2005-02-22 13:34:12   Yes I remember and loved The Library...however I remember that what is now the Katmandu kitchen used to be a pizza joint and they were the first in town to carry Street Fighter —JamesSchwab

2005-02-22 23:30:10   I never cared for Round Table Pizza (where Kathmandu is now). The video game place on the corner of 3rd and G where the Tibetan store is now had a pretty good selection. There was a tiny arcade in the space where the Hotdogger is now; while the woman that ran it was nice, she didn't have a huge selection (obviously! Tiny space!). I was never big on the martial arts games— more on the games of 1979-1985. —CentralDavisite—— 2005-02-22 23:31:26   shouldn't this be called arcades? plural? —ArlenAbraham—— 2005-02-22 23:32:04   also, this page has too much "well, yeah, thanks" information on it. —ArlenAbraham
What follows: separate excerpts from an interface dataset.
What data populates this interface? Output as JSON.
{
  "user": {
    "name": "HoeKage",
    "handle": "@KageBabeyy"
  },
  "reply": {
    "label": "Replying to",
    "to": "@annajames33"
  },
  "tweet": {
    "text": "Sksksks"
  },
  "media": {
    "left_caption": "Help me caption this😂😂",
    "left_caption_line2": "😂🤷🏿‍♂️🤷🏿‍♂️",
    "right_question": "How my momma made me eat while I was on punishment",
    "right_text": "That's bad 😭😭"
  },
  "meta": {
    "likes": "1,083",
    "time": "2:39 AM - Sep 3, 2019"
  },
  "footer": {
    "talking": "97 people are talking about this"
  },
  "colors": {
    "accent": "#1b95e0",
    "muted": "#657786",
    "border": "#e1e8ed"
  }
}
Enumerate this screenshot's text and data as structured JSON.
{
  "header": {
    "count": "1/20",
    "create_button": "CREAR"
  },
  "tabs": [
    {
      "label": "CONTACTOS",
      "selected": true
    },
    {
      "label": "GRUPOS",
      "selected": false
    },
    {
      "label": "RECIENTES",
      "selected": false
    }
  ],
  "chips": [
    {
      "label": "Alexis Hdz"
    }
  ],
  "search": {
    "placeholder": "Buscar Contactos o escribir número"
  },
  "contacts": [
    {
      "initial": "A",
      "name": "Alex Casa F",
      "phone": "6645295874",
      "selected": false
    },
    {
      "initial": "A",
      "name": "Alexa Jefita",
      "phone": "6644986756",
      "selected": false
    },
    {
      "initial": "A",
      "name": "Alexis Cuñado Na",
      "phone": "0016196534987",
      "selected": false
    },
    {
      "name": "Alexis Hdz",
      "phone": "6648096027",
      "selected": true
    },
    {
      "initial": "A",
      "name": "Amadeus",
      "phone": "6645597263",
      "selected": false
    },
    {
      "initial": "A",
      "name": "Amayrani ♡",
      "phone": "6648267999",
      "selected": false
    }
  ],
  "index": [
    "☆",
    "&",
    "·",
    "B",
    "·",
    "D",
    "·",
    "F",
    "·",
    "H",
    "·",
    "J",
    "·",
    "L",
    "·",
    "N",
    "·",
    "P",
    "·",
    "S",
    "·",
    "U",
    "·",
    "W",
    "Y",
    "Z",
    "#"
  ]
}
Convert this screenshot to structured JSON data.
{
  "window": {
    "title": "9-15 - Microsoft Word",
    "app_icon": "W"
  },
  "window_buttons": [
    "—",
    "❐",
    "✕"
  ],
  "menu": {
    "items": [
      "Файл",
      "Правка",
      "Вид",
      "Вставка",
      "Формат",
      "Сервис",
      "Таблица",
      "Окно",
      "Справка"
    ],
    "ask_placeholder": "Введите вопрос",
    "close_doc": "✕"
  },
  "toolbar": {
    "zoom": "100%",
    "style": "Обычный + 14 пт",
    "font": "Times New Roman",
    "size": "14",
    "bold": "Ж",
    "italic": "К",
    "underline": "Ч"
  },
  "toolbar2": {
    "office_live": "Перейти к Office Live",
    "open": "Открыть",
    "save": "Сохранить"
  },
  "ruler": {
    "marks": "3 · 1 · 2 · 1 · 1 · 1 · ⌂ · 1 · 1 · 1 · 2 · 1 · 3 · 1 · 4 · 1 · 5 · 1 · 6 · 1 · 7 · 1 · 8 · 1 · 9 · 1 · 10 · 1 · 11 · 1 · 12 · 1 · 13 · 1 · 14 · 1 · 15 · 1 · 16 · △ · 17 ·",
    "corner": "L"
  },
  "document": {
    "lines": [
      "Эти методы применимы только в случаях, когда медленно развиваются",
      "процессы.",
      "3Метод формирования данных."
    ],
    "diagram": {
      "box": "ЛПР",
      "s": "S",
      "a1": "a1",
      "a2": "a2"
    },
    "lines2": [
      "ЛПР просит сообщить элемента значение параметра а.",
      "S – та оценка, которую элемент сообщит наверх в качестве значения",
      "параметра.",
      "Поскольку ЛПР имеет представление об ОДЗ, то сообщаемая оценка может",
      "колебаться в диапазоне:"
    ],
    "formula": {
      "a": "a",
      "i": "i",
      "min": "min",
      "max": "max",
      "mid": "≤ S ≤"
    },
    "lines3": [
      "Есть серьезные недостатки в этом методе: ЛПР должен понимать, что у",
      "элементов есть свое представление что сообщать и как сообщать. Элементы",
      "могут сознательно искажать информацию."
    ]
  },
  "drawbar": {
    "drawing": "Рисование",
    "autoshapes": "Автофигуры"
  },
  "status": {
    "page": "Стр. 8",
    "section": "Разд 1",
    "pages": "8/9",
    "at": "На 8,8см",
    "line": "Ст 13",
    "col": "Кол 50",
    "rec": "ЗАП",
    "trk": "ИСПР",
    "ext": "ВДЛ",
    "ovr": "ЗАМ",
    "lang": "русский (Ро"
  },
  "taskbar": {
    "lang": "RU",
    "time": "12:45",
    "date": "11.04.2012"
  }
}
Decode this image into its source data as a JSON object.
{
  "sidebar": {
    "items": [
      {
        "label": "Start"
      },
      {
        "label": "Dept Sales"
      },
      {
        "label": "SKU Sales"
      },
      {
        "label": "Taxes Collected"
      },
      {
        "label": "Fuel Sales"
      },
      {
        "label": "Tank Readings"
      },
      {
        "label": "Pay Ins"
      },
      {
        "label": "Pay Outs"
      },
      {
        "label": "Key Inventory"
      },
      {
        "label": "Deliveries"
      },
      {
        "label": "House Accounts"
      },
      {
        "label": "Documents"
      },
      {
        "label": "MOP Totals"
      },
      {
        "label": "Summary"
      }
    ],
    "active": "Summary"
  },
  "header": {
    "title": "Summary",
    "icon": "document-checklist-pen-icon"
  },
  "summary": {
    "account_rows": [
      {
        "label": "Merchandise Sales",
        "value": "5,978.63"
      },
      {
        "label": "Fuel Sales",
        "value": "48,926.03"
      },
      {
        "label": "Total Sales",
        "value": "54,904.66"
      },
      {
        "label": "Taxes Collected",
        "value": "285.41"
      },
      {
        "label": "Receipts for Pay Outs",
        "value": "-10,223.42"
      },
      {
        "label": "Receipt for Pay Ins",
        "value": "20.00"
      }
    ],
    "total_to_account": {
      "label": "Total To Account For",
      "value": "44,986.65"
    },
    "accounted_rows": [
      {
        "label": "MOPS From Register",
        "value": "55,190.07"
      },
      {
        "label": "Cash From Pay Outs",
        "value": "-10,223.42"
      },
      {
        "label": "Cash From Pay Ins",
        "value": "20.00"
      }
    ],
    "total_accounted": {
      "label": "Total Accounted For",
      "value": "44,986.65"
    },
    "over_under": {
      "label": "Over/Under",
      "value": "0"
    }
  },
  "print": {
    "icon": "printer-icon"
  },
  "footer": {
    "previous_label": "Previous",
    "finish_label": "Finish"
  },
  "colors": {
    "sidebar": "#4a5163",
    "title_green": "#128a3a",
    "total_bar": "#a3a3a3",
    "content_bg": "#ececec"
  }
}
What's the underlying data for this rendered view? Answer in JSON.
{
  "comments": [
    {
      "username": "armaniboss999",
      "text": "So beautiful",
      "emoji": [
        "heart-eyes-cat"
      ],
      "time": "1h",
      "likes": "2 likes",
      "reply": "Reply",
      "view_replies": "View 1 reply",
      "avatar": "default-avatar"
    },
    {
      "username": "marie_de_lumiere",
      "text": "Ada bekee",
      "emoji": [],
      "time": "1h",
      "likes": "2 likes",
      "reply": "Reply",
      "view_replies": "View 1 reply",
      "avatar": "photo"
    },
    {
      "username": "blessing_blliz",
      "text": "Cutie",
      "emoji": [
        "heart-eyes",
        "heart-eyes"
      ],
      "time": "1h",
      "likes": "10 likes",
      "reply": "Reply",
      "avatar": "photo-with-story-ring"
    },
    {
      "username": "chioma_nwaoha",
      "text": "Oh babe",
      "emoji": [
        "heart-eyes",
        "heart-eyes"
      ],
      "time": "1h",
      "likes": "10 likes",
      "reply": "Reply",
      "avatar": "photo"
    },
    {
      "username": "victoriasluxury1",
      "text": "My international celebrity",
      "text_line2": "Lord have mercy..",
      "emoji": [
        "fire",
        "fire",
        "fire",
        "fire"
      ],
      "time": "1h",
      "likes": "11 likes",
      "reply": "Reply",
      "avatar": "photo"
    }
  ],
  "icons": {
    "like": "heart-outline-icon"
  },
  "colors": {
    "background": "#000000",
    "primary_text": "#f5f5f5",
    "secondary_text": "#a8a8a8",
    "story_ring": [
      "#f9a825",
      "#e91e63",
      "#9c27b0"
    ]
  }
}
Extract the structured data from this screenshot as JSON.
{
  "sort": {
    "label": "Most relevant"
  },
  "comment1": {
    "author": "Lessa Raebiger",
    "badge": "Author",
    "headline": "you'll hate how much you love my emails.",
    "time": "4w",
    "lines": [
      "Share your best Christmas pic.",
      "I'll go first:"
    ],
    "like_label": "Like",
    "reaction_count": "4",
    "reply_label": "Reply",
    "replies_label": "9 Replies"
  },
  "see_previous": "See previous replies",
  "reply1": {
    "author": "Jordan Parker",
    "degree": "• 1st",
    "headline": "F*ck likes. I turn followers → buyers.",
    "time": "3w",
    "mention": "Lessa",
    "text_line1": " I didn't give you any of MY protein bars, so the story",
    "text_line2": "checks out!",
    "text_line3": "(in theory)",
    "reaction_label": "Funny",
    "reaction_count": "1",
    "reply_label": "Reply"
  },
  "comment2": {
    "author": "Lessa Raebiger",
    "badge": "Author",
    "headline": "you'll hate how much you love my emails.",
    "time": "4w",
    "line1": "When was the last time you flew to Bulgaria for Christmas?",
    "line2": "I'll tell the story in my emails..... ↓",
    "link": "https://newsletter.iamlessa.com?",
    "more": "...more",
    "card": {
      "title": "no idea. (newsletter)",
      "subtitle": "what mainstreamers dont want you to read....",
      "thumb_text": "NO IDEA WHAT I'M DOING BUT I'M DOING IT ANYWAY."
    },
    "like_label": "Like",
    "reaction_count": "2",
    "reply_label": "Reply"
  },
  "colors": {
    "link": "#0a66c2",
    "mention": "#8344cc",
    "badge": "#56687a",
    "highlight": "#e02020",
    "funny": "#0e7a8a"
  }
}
2005-09-26 20:03:38   Dairy Queen in Davis used to have a couple of arcade machines. —RyanCastellucci

2007-05-29 01:33:03   I'm so so at street fighter / capcom vs snk / marvel vs capcom, anyone who plays should challenge me! —StevenDaubert

2007-05-29 09:38:29   I was at the DISC last week and saw they have a DDR machine. —SimonFung